“The Fort Lawton demonstrators included battle-tested fishing-rights activists, volunteers with the Service League, decorated military veterans. A few were all three: Whitebear had been a Green Beret, Mills served as an Airborne Ranger in Vietnam and Grace Thorpe (Sac and Fox), the daughter of athlete Jim Thorpe, had earned a Bronze Star in World War II. Military service was important to these activists — at his request, Whitebear was buried in his Army uniform — adding another tension to their imminent clash with military police.

“Non-Native activists also showed up, including members of the Black Panther Party, local Latino activist Roberto Maestas and actor and activist Jane Fonda.

“While Fonda and others climbed the fort’s fences, another team scaled its seaside bluff with tipi poles and camping gear, assembling a makeshift settlement before MPs found them. The scene became a scuffle when one of the MPs shoved Mills, who punched back, but most demonstrators went limp, forcing MPs to carry them.

“Within hours, over 70 activists had been detained, then expelled from the base. A few of the men — including Whitebear and a car mechanic named Leonard Peltier (Turtle Mountain Anishinaabe) — were beaten in the stockade. Mills said he left with “a fat eye, a fat lip” and a dislocated shoulder.

“I guess we should’ve been intimidated, but apparently we didn’t have a brain among us!” Bennett joked. “We just recharged our batteries.” They’d be back soon.

The coverage 

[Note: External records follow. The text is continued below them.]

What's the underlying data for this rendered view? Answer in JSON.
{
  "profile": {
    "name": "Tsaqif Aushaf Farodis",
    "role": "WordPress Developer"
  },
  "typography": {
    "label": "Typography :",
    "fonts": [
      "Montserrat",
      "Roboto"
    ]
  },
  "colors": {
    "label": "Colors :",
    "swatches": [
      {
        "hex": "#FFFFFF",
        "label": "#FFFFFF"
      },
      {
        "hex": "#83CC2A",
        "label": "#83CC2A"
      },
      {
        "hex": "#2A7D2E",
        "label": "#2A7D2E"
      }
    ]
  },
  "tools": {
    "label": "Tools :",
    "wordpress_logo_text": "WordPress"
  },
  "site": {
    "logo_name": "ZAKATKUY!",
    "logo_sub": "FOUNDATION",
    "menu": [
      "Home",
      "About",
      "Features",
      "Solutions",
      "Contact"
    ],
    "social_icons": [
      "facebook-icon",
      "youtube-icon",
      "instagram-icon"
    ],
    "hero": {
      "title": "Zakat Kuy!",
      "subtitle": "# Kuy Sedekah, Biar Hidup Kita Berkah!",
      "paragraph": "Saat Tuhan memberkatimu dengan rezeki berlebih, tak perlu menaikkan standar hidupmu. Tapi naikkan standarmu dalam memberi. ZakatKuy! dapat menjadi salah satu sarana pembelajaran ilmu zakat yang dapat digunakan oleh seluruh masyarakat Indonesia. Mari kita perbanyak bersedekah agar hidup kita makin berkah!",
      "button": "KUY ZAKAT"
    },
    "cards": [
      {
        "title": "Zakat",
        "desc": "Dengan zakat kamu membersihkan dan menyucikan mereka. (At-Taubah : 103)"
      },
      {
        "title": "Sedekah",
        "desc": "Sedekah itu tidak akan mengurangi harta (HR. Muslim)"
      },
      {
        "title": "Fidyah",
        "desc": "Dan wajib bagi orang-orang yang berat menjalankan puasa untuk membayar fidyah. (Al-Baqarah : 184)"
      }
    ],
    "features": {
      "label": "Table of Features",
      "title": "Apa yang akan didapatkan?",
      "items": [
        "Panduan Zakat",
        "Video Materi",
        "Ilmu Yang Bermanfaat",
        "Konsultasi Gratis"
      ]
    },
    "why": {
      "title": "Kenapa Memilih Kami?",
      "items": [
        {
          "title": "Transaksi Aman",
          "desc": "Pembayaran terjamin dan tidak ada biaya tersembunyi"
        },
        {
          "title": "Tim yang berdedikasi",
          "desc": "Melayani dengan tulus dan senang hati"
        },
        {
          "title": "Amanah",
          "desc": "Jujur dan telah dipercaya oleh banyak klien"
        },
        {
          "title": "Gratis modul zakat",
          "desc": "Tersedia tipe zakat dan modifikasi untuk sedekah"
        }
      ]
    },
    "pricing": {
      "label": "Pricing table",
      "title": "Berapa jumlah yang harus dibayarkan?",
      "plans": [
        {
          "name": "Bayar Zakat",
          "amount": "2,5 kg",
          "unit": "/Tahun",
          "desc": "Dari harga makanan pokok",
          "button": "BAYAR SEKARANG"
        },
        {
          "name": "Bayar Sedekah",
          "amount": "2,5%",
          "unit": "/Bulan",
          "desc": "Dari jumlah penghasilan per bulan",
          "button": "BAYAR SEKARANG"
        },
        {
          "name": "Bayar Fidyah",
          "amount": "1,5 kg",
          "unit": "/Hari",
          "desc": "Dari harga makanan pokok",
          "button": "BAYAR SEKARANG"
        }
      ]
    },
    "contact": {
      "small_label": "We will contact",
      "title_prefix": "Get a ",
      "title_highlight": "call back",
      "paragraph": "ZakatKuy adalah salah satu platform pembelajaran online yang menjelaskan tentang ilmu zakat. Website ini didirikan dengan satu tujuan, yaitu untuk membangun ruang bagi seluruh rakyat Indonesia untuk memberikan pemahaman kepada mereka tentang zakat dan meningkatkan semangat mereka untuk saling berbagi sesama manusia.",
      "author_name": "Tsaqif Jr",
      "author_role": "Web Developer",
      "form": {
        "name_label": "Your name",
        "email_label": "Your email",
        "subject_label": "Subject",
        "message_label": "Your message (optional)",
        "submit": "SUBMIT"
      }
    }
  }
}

“The next day’s front page of The Seattle Times covered the events in two short, incongruously lighthearted stories: “Jane Fonda Gripes About Detention at Fort Lewis” and “Indian ‘Attack’ on Fort Fascinates World Press.” (After being ejected from Fort Lawton, Fonda and a few others drove to Fort Lewis.)

“Between them, the two stories contain seven mundane quotes from Fonda (“I asked at one point to make a call to my lawyer”), six from amused European reporters calling The Times’ newsroom (“‘Tell me,’ he continued urbanely, ‘Do you have an Indian problem out there?’”) and none from Native activists, nor a mention of what they were trying to achieve”. END OF EXCERPTS

The Seattle Times PNW Magazine article